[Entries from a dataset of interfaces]

= = = =

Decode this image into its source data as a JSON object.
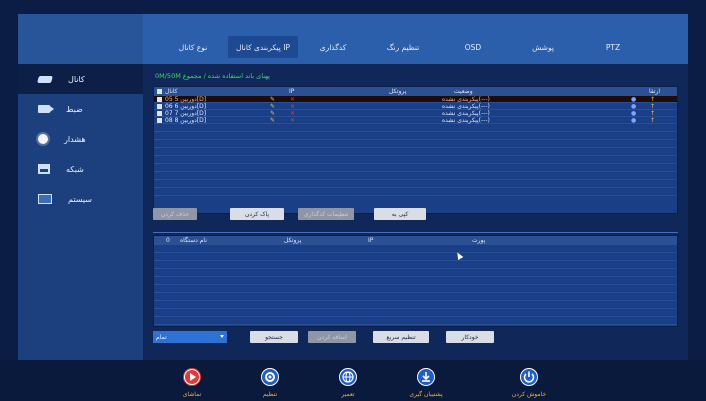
{
  "sidebar": {
    "items": [
      {
        "label": "کانال",
        "icon": "camera-icon"
      },
      {
        "label": "ضبط",
        "icon": "record-icon"
      },
      {
        "label": "هشدار",
        "icon": "alarm-icon"
      },
      {
        "label": "شبکه",
        "icon": "network-icon"
      },
      {
        "label": "سیستم",
        "icon": "system-icon"
      }
    ]
  },
  "tabs": [
    "نوع کانال",
    "پیکربندی کانال IP",
    "کدگذاری",
    "تنظیم رنگ",
    "OSD",
    "پوشش",
    "PTZ"
  ],
  "info_line": "0M/50M پهنای باند استفاده شده / مجموع",
  "channel_table": {
    "headers": {
      "channel": "کانال",
      "ip": "IP",
      "protocol": "پروتکل",
      "status": "وضعیت",
      "upgrade": "ارتقا"
    },
    "rows": [
      {
        "name": "دوربین 5 05[D]",
        "status": "پیکربندی نشده(---)"
      },
      {
        "name": "دوربین 6 06[D]",
        "status": "پیکربندی نشده(---)"
      },
      {
        "name": "دوربین 7 07[D]",
        "status": "پیکربندی نشده(---)"
      },
      {
        "name": "دوربین 8 08[D]",
        "status": "پیکربندی نشده(---)"
      }
    ]
  },
  "buttons_top": {
    "delete": "حذف کردن",
    "clear": "پاک کردن",
    "encode_settings": "تنظیمات کدگذاری",
    "copy_to": "کپی به"
  },
  "device_table": {
    "headers": {
      "num": "0",
      "device_name": "نام دستگاه",
      "protocol": "پروتکل",
      "ip": "IP",
      "port": "پورت"
    }
  },
  "buttons_bottom": {
    "filter_value": "تمام",
    "search": "جستجو",
    "add": "اضافه کردن",
    "quick_setup": "تنظیم سریع",
    "auto": "خودکار"
  },
  "bottom_nav": [
    {
      "label": "تماشای",
      "icon": "play-icon"
    },
    {
      "label": "تنظیم",
      "icon": "settings-icon"
    },
    {
      "label": "تعمیر",
      "icon": "globe-icon"
    },
    {
      "label": "پشتیبان گیری",
      "icon": "backup-icon"
    },
    {
      "label": "خاموش کردن",
      "icon": "power-icon"
    }
  ],
  "colors": {
    "accent": "#2f72d6",
    "label_orange": "#f0b43a",
    "status_green": "#43d16a"
  }
}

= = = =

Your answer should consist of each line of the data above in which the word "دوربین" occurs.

● **Solution below**:
        "name": "دوربین 5 05[D]",
        "name": "دوربین 6 06[D]",
        "name": "دوربین 7 07[D]",
        "name": "دوربین 8 08[D]",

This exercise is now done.